## INPUT MATERIAL
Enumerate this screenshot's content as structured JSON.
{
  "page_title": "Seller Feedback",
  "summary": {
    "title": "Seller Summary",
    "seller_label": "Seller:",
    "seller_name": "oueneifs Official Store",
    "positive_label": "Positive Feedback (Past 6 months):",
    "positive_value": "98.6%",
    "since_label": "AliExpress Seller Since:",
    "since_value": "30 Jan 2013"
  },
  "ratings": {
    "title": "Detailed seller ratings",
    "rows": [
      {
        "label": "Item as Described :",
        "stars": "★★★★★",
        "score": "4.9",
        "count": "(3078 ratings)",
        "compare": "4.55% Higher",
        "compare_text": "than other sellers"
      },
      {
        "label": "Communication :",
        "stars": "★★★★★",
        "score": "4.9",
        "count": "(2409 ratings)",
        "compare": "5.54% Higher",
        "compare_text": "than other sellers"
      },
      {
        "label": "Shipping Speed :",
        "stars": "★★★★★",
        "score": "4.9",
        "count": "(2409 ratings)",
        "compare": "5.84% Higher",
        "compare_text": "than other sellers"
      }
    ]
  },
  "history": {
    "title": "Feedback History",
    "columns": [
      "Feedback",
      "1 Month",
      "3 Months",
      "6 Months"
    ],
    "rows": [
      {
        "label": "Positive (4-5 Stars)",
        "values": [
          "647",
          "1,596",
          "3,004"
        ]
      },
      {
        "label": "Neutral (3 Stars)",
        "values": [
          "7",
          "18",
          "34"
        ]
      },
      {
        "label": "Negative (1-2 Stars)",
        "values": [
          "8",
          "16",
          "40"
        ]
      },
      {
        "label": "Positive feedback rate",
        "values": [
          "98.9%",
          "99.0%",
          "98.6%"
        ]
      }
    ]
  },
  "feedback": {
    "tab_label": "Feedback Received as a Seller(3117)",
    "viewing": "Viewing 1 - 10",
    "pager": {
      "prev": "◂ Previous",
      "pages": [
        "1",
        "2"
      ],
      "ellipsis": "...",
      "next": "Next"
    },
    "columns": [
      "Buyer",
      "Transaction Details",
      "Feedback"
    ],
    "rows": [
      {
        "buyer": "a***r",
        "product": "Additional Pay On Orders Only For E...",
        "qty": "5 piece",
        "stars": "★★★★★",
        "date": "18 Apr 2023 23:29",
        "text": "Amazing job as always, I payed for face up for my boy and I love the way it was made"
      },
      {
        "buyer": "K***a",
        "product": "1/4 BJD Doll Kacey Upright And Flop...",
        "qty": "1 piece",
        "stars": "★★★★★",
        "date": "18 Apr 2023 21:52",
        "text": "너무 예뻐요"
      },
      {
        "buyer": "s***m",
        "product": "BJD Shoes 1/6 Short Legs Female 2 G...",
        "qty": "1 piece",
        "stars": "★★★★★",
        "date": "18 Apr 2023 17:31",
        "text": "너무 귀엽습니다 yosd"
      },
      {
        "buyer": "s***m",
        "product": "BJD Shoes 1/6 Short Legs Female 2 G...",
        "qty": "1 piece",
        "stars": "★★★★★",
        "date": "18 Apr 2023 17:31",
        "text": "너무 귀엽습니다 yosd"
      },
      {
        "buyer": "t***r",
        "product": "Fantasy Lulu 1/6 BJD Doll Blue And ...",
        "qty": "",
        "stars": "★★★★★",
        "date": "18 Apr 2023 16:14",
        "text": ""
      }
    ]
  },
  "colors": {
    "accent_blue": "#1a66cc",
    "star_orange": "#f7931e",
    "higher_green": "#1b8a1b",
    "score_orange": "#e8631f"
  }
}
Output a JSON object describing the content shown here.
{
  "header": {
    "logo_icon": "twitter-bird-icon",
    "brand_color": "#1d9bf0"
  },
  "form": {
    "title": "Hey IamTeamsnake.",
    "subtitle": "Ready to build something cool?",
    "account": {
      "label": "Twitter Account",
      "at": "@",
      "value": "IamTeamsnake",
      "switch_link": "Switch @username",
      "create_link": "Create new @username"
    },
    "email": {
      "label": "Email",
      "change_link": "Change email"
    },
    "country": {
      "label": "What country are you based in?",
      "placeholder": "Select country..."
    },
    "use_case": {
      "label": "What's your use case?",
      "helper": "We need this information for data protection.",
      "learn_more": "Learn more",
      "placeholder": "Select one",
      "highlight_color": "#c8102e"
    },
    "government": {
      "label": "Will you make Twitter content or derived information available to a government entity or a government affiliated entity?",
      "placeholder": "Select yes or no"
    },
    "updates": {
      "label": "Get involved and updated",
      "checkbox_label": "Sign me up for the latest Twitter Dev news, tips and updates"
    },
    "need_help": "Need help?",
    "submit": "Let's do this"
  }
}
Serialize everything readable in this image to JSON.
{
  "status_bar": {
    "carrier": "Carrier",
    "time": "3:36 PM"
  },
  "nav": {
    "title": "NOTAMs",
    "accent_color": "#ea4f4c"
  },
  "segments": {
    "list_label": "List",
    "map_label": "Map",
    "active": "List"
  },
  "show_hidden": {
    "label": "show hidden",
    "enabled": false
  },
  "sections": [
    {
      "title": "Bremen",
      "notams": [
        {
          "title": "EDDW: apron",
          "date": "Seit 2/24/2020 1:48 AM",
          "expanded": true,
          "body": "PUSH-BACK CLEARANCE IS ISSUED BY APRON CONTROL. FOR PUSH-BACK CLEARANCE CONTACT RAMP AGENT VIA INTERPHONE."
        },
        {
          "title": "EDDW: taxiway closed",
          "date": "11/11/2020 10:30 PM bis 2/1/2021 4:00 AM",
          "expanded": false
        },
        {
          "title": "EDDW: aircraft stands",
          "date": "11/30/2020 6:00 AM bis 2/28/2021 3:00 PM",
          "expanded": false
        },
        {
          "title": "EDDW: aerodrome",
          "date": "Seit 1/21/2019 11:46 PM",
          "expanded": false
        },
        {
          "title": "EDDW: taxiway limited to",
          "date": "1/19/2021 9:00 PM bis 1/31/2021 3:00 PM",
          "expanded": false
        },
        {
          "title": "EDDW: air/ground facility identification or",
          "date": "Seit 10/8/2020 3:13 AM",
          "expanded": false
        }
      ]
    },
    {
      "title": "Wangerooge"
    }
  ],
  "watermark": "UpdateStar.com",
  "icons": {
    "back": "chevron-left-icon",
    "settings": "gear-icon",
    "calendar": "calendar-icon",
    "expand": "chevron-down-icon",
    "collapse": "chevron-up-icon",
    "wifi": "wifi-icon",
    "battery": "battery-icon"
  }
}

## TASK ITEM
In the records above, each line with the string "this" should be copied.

## TASK RESULT
Enumerate this screenshot's content as structured JSON.
      "helper": "We need this information for data protection.",
    "submit": "Let's do this"
Serialize everything readable in this image to JSON.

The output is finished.